You see, by using the timesheet analysis in Freeagent and comparing the time spent on the customer against the revenue they had brought in, I worked out that these 4 customers were costing me money to support them. The effort of support, answering emails, quoting for new work (work which was never taken up) and other day to day maintenance did not meet the invoices I raised against them. Put it another way, each of these 4 customers was a drain on my company.
Worst than that though – not only were these 4 customers costing me money to support them, but they were actually taking up the most expensive commodity I had – time. Every moment that I spent on their maintenance, was hours and days which I could not spend on new or more profitable customers.

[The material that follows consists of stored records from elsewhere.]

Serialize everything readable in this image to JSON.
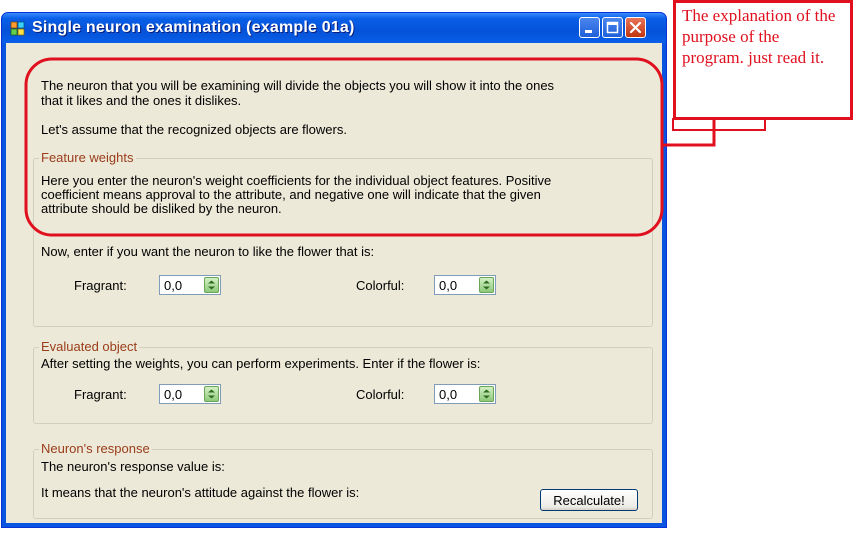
{
  "window": {
    "title": "Single neuron examination (example 01a)"
  },
  "intro": {
    "line1": "The neuron that you will be examining will divide the objects you will show it into the ones",
    "line2": "that it likes and the ones it dislikes.",
    "line3": "Let's assume that the recognized objects are flowers."
  },
  "weights": {
    "title": "Feature weights",
    "desc1": "Here you enter the neuron's weight coefficients for the individual object features. Positive",
    "desc2": "coefficient means approval to the attribute, and negative one will indicate that the given",
    "desc3": "attribute should be disliked by the neuron.",
    "prompt": "Now, enter if you want the neuron to like the flower that is:",
    "fragrant_label": "Fragrant:",
    "fragrant_value": "0,0",
    "colorful_label": "Colorful:",
    "colorful_value": "0,0"
  },
  "evaluated": {
    "title": "Evaluated object",
    "prompt": "After setting the weights, you can perform experiments. Enter if the flower is:",
    "fragrant_label": "Fragrant:",
    "fragrant_value": "0,0",
    "colorful_label": "Colorful:",
    "colorful_value": "0,0"
  },
  "response": {
    "title": "Neuron's response",
    "value_text": "The neuron's response value is:",
    "attitude_text": "It means that the neuron's attitude against the flower is:",
    "recalculate_label": "Recalculate!"
  },
  "annotation": {
    "text": "The explanation of the purpose of the program. just read it.",
    "color": "#e0101e"
  }
}
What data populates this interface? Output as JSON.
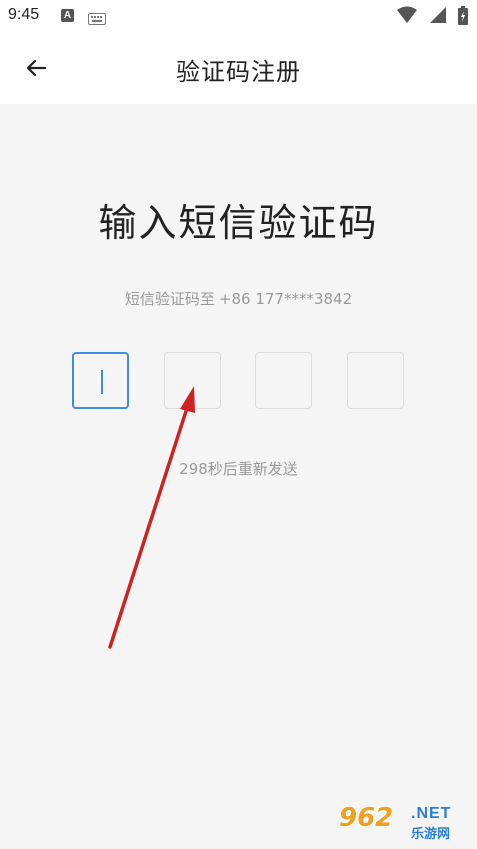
{
  "status_bar": {
    "time": "9:45",
    "notification_letter": "A",
    "icons": [
      "keyboard-icon",
      "wifi-icon",
      "signal-icon",
      "battery-icon"
    ]
  },
  "app_bar": {
    "title": "验证码注册",
    "back_icon": "arrow-left-icon"
  },
  "main": {
    "heading": "输入短信验证码",
    "sent_to_label": "短信验证码至",
    "phone": "+86 177****3842",
    "code_boxes": [
      {
        "value": "",
        "active": true
      },
      {
        "value": "",
        "active": false
      },
      {
        "value": "",
        "active": false
      },
      {
        "value": "",
        "active": false
      }
    ],
    "resend_text": "298秒后重新发送"
  },
  "overlay": {
    "arrow_color": "#cc2222"
  },
  "watermark": {
    "logo_text": "962",
    "net_text": ".NET",
    "sub_text": "乐游网"
  },
  "colors": {
    "accent": "#3d8ee0",
    "background": "#f5f5f5",
    "muted_text": "#999999"
  }
}
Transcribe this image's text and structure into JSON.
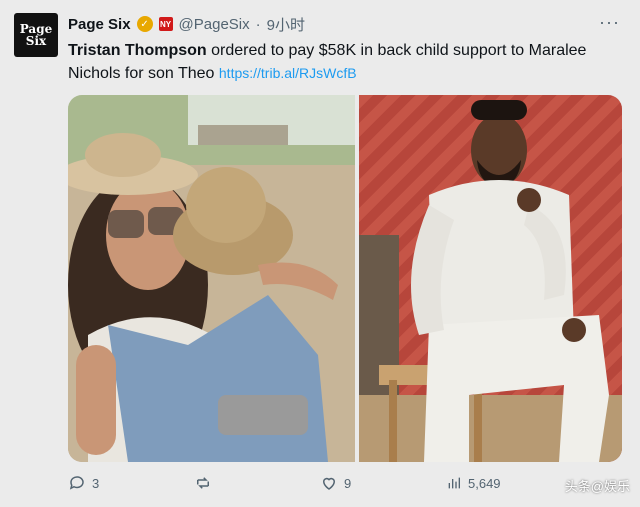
{
  "account": {
    "avatar_line1": "Page",
    "avatar_line2": "Six",
    "name": "Page Six",
    "handle": "@PageSix",
    "separator": "·",
    "time": "9小时"
  },
  "tweet": {
    "bold_text": "Tristan Thompson",
    "text": " ordered to pay $58K in back child support to Maralee Nichols for son Theo ",
    "link": "https://trib.al/RJsWcfB"
  },
  "actions": {
    "replies": "3",
    "reposts": "",
    "likes": "9",
    "views": "5,649"
  },
  "watermark": "头条@娱乐",
  "icons": {
    "verified": "verified-badge-icon",
    "affiliate": "affiliate-badge-icon",
    "more": "more-icon",
    "reply": "reply-icon",
    "repost": "repost-icon",
    "like": "like-icon",
    "views": "views-icon"
  },
  "colors": {
    "link": "#1d9bf0",
    "verified": "#e8a800",
    "muted": "#536471"
  }
}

So one at a time, I called up the principle contact for each of the customers, and as I say, I fired them. In a nutshell, I said “Sorry to trouble you, but I have been going through our records and it appears we haven’t done any real business in the last year or so. It also appears we are spending a lot of time providing free maintenance for you in the way of emails and other support, so I regret that we have reached the point we need to terminate our relationship”. Yes, I know – fairly heartless right??
The effect of the conversations was as follows:
One customer got really upset. They was some name calling, they hung up on me, and I have never heard from them again.
The next two customers said they understood, they could see my point. They said that their finances did not allow for any new purchases, so there was nothing they could do. They asked for a hand over meeting (which I provided free of charge), and they were happy to call it a day.
The final customer of the four was shocked. He didn’t realise that his staff called on my company so much, and was very apologetic. He asked for a figure to provide the support to them for a year, and promptly raised a purchase order. They remain a customer – and I now get paid to answer their query emails, to raise quotes and attend meetings with them.
But the point is, by removing the non-profitable customers from my customer pool, my company has gained some 180 hours or so of extra time a year which can be directed to profitable customers and projects, with no impact on my balance sheet. Now you can say that maybe I should have held on to them until a new customer came along to replace them, but then where would the 180 hours come from to allow me to deal with the new customers?
I am also in the process of firing a pet personal project – a project which I spend a little time on yet doesn’t generate any revenue or return. It’s not easy because I have invested time, money and effort into this project, but it’s important not to get emotionally attached to customers or projects. If they are not working. Much better just to cut the ties and move onto something which is more fulfilling, responsive and ultimately profitable.
Don’t you think?